Every entry is to be copied exactly as written, and the pictures are to be skipped.

» **Provided data**
Content starts
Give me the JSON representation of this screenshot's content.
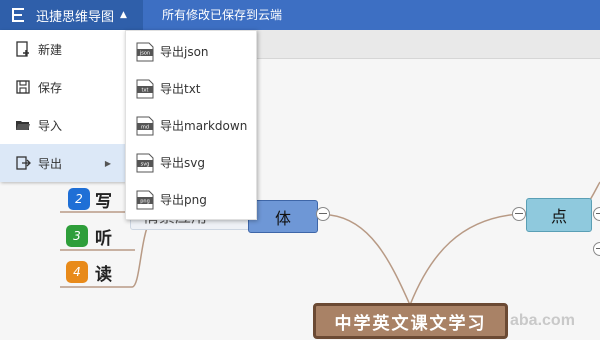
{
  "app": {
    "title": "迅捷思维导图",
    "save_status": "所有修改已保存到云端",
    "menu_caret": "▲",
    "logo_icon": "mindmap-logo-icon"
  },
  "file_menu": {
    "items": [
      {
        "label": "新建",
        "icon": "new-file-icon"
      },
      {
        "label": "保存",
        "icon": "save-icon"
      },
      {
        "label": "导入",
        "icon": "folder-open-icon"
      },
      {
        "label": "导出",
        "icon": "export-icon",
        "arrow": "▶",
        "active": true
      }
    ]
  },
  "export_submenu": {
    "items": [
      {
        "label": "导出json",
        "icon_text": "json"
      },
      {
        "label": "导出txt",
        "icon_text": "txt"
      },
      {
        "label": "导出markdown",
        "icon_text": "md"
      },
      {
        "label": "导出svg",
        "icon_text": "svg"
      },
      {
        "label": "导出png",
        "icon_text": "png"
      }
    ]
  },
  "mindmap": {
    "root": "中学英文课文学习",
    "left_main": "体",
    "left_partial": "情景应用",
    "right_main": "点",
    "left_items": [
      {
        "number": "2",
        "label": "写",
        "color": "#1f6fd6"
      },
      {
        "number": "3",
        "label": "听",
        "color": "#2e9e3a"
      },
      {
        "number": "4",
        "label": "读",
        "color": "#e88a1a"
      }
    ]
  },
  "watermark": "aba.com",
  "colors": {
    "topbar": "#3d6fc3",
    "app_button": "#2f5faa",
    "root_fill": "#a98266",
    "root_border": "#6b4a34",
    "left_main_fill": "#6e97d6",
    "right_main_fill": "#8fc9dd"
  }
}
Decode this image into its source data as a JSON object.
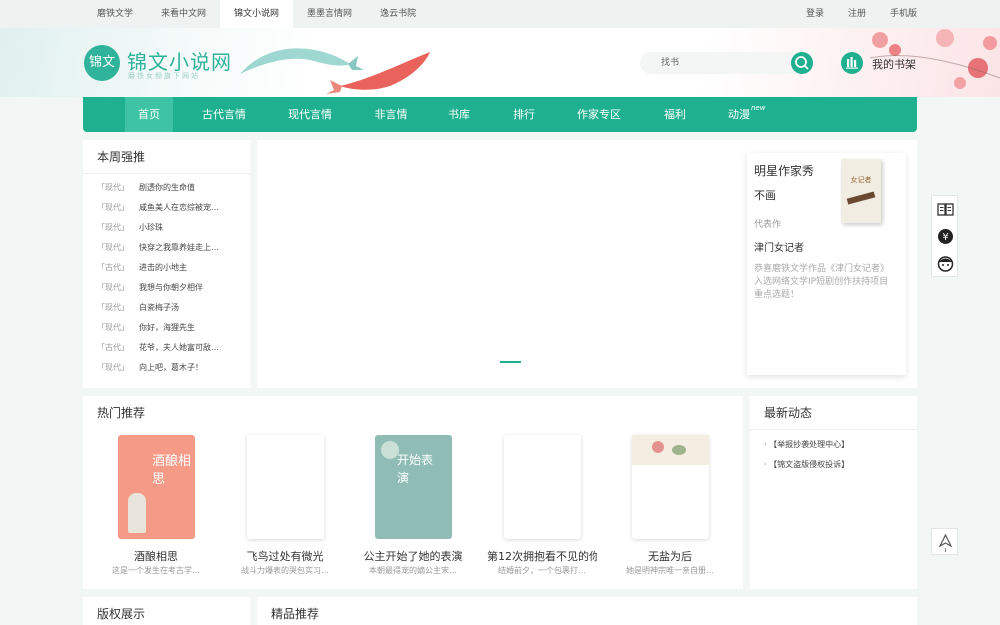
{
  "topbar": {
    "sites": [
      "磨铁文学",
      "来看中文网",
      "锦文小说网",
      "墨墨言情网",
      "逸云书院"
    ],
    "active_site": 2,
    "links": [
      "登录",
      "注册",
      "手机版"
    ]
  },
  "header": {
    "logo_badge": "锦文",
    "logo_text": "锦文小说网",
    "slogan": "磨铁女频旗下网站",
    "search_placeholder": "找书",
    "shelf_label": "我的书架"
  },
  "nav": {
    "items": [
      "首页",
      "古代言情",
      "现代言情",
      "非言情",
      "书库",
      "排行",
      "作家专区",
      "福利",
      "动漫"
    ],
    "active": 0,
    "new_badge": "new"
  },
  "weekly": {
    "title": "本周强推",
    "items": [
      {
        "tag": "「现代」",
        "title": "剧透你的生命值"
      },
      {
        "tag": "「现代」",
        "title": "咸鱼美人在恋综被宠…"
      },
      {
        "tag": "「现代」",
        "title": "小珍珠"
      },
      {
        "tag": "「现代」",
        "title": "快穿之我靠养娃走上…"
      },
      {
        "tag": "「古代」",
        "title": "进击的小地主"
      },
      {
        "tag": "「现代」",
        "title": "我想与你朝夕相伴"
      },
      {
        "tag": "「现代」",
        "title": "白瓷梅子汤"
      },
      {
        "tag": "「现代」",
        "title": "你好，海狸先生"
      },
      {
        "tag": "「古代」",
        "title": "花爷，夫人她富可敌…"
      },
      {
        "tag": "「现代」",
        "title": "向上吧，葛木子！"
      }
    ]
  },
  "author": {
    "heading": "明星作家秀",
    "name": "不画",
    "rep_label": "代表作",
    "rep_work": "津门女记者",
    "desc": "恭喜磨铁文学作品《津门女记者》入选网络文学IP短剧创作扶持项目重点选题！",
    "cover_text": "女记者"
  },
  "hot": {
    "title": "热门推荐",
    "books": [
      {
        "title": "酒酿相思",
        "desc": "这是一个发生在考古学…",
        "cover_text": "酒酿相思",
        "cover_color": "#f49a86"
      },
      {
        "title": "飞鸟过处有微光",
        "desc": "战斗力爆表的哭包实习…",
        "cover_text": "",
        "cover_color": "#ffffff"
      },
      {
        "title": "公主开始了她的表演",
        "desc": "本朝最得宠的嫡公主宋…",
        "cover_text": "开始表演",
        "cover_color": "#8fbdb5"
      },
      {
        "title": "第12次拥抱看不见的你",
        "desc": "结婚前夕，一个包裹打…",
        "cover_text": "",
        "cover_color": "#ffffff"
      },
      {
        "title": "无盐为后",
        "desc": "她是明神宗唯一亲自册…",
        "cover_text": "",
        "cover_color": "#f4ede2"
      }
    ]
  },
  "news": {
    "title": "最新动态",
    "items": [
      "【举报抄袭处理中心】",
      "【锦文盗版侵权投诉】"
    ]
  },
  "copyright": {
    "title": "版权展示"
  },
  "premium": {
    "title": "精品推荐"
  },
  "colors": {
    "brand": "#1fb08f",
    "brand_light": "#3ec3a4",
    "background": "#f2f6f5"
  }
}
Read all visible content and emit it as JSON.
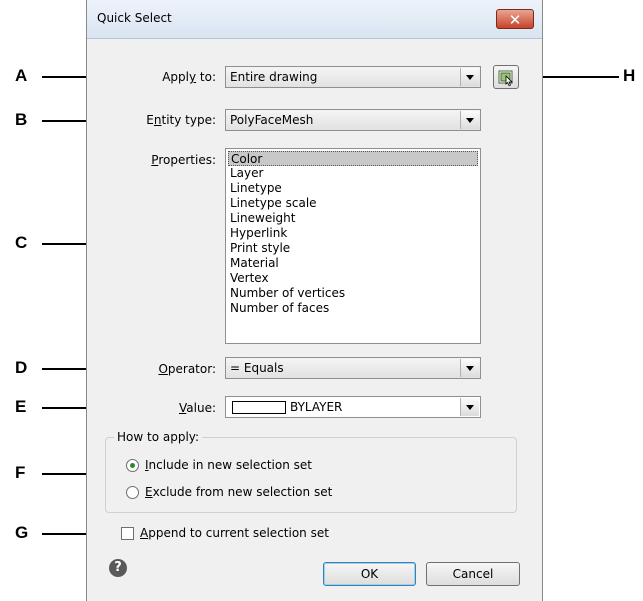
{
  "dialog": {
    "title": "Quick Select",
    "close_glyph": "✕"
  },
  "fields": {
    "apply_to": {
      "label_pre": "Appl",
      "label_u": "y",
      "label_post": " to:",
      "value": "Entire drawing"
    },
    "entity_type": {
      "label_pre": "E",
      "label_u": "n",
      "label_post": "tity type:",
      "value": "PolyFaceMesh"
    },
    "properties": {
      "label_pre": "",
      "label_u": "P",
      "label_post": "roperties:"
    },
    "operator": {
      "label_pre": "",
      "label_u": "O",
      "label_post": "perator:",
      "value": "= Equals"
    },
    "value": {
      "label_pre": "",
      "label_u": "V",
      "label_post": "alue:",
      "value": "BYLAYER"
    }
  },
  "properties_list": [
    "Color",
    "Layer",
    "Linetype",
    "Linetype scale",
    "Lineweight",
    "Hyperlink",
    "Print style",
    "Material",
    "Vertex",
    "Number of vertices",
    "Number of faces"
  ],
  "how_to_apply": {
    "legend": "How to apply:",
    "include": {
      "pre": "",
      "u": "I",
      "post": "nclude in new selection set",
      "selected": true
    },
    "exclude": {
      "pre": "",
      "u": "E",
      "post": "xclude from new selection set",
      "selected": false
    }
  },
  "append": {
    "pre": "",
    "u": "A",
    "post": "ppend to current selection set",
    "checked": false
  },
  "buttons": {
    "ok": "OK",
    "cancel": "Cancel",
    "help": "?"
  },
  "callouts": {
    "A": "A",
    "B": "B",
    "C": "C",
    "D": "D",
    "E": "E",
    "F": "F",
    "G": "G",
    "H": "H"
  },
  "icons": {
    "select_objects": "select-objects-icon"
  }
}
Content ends
» **Task answer**
Give me the JSON representation of this screenshot's content.
{
  "app": {
    "title": "迅捷思维导图",
    "save_status": "所有修改已保存到云端",
    "menu_caret": "▲",
    "logo_icon": "mindmap-logo-icon"
  },
  "file_menu": {
    "items": [
      {
        "label": "新建",
        "icon": "new-file-icon"
      },
      {
        "label": "保存",
        "icon": "save-icon"
      },
      {
        "label": "导入",
        "icon": "folder-open-icon"
      },
      {
        "label": "导出",
        "icon": "export-icon",
        "arrow": "▶",
        "active": true
      }
    ]
  },
  "export_submenu": {
    "items": [
      {
        "label": "导出json",
        "icon_text": "json"
      },
      {
        "label": "导出txt",
        "icon_text": "txt"
      },
      {
        "label": "导出markdown",
        "icon_text": "md"
      },
      {
        "label": "导出svg",
        "icon_text": "svg"
      },
      {
        "label": "导出png",
        "icon_text": "png"
      }
    ]
  },
  "mindmap": {
    "root": "中学英文课文学习",
    "left_main": "体",
    "left_partial": "情景应用",
    "right_main": "点",
    "left_items": [
      {
        "number": "2",
        "label": "写",
        "color": "#1f6fd6"
      },
      {
        "number": "3",
        "label": "听",
        "color": "#2e9e3a"
      },
      {
        "number": "4",
        "label": "读",
        "color": "#e88a1a"
      }
    ]
  },
  "watermark": "aba.com",
  "colors": {
    "topbar": "#3d6fc3",
    "app_button": "#2f5faa",
    "root_fill": "#a98266",
    "root_border": "#6b4a34",
    "left_main_fill": "#6e97d6",
    "right_main_fill": "#8fc9dd"
  }
}
Decode this image into its source data as a JSON object.
{
  "topbar": {
    "sites": [
      "磨铁文学",
      "来看中文网",
      "锦文小说网",
      "墨墨言情网",
      "逸云书院"
    ],
    "active_site": 2,
    "links": [
      "登录",
      "注册",
      "手机版"
    ]
  },
  "header": {
    "logo_badge": "锦文",
    "logo_text": "锦文小说网",
    "slogan": "磨铁女频旗下网站",
    "search_placeholder": "找书",
    "shelf_label": "我的书架"
  },
  "nav": {
    "items": [
      "首页",
      "古代言情",
      "现代言情",
      "非言情",
      "书库",
      "排行",
      "作家专区",
      "福利",
      "动漫"
    ],
    "active": 0,
    "new_badge": "new"
  },
  "weekly": {
    "title": "本周强推",
    "items": [
      {
        "tag": "「现代」",
        "title": "剧透你的生命值"
      },
      {
        "tag": "「现代」",
        "title": "咸鱼美人在恋综被宠…"
      },
      {
        "tag": "「现代」",
        "title": "小珍珠"
      },
      {
        "tag": "「现代」",
        "title": "快穿之我靠养娃走上…"
      },
      {
        "tag": "「古代」",
        "title": "进击的小地主"
      },
      {
        "tag": "「现代」",
        "title": "我想与你朝夕相伴"
      },
      {
        "tag": "「现代」",
        "title": "白瓷梅子汤"
      },
      {
        "tag": "「现代」",
        "title": "你好，海狸先生"
      },
      {
        "tag": "「古代」",
        "title": "花爷，夫人她富可敌…"
      },
      {
        "tag": "「现代」",
        "title": "向上吧，葛木子！"
      }
    ]
  },
  "author": {
    "heading": "明星作家秀",
    "name": "不画",
    "rep_label": "代表作",
    "rep_work": "津门女记者",
    "desc": "恭喜磨铁文学作品《津门女记者》入选网络文学IP短剧创作扶持项目重点选题！",
    "cover_text": "女记者"
  },
  "hot": {
    "title": "热门推荐",
    "books": [
      {
        "title": "酒酿相思",
        "desc": "这是一个发生在考古学…",
        "cover_text": "酒酿相思",
        "cover_color": "#f49a86"
      },
      {
        "title": "飞鸟过处有微光",
        "desc": "战斗力爆表的哭包实习…",
        "cover_text": "",
        "cover_color": "#ffffff"
      },
      {
        "title": "公主开始了她的表演",
        "desc": "本朝最得宠的嫡公主宋…",
        "cover_text": "开始表演",
        "cover_color": "#8fbdb5"
      },
      {
        "title": "第12次拥抱看不见的你",
        "desc": "结婚前夕，一个包裹打…",
        "cover_text": "",
        "cover_color": "#ffffff"
      },
      {
        "title": "无盐为后",
        "desc": "她是明神宗唯一亲自册…",
        "cover_text": "",
        "cover_color": "#f4ede2"
      }
    ]
  },
  "news": {
    "title": "最新动态",
    "items": [
      "【举报抄袭处理中心】",
      "【锦文盗版侵权投诉】"
    ]
  },
  "copyright": {
    "title": "版权展示"
  },
  "premium": {
    "title": "精品推荐"
  },
  "colors": {
    "brand": "#1fb08f",
    "brand_light": "#3ec3a4",
    "background": "#f2f6f5"
  }
}
Read all visible content and emit it as JSON.
{
  "dialog": {
    "title": "Quick Select",
    "close_glyph": "✕"
  },
  "fields": {
    "apply_to": {
      "label_pre": "Appl",
      "label_u": "y",
      "label_post": " to:",
      "value": "Entire drawing"
    },
    "entity_type": {
      "label_pre": "E",
      "label_u": "n",
      "label_post": "tity type:",
      "value": "PolyFaceMesh"
    },
    "properties": {
      "label_pre": "",
      "label_u": "P",
      "label_post": "roperties:"
    },
    "operator": {
      "label_pre": "",
      "label_u": "O",
      "label_post": "perator:",
      "value": "= Equals"
    },
    "value": {
      "label_pre": "",
      "label_u": "V",
      "label_post": "alue:",
      "value": "BYLAYER"
    }
  },
  "properties_list": [
    "Color",
    "Layer",
    "Linetype",
    "Linetype scale",
    "Lineweight",
    "Hyperlink",
    "Print style",
    "Material",
    "Vertex",
    "Number of vertices",
    "Number of faces"
  ],
  "how_to_apply": {
    "legend": "How to apply:",
    "include": {
      "pre": "",
      "u": "I",
      "post": "nclude in new selection set",
      "selected": true
    },
    "exclude": {
      "pre": "",
      "u": "E",
      "post": "xclude from new selection set",
      "selected": false
    }
  },
  "append": {
    "pre": "",
    "u": "A",
    "post": "ppend to current selection set",
    "checked": false
  },
  "buttons": {
    "ok": "OK",
    "cancel": "Cancel",
    "help": "?"
  },
  "callouts": {
    "A": "A",
    "B": "B",
    "C": "C",
    "D": "D",
    "E": "E",
    "F": "F",
    "G": "G",
    "H": "H"
  },
  "icons": {
    "select_objects": "select-objects-icon"
  }
}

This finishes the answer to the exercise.